Many libraries offer yoga classes, either for free or a nominal fee. Yoga is known to have many of the same positive benefits as reading, including stress reduction and enhanced empathy.
Language classes and conversation practice are common sights at libraries. This allows learners to converse and gain practical experience with their new language. If there aren’t any current events for the language you are learning, contact the library to express interest in forming a new group!
Additional educational programming may include dance classes, cooking demos, or fitness groups, all of which contribute to a healthy lifestyle.
Today more than ever, people are in dire need of community and connection. The CDC warns that loneliness and social isolation can increase the risk of dementia, heart disease, and other ailments.
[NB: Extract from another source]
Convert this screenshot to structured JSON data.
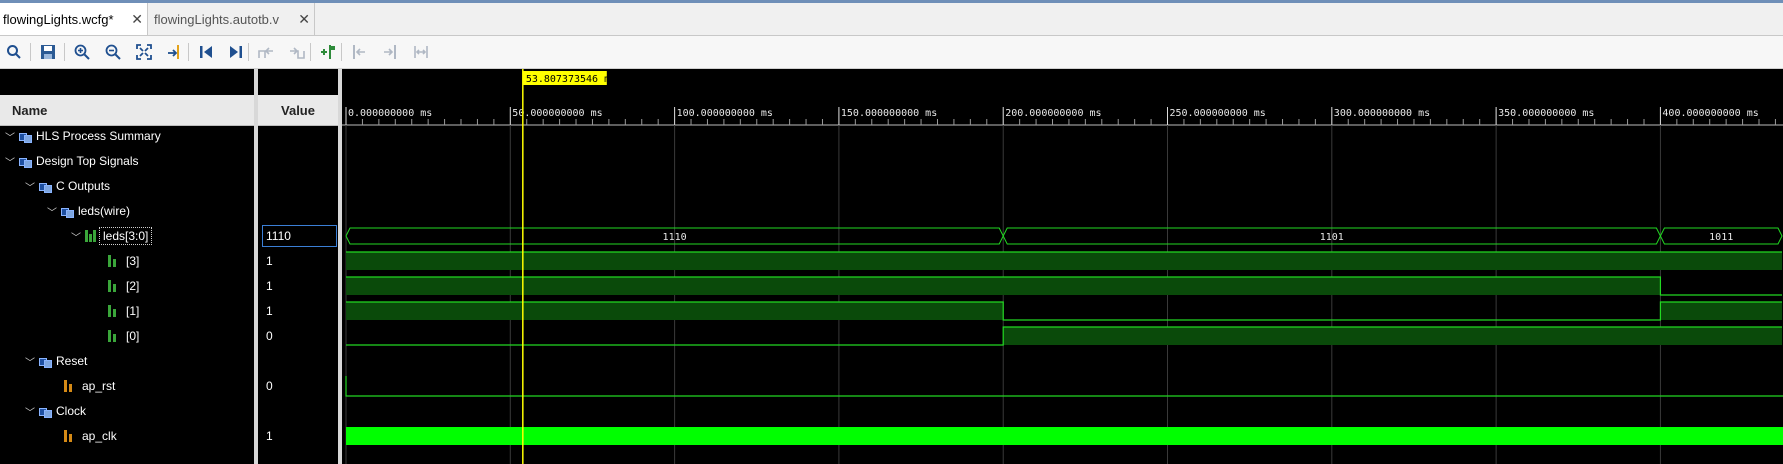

Luckily, your local library often promotes community and connection through the organization of social events.
These events may include gardening classes, board game nights, poetry slams, and more. Attending library-sponsored events is an excellent way to connect with like-minded people and participate in your local community. If they don’t have events that relate to your interests, library staff may even allow users to host gatherings on their property.
A well-rounded lifestyle may seem difficult to maintain in the fast-paced culture we live in today. Books and libraries can help sustain healthy lifestyles in communities around the world. By discovering new perspectives, readers can gain empathy and knowledge, as well as reduce their stress levels and slow down cognitive issues. Libraries will sometimes promote additional healthy practices, such as book clubs, social events, or educational classes.
And best of all, with the help of your local library, the benefits of reading are available to anyone, free of charge.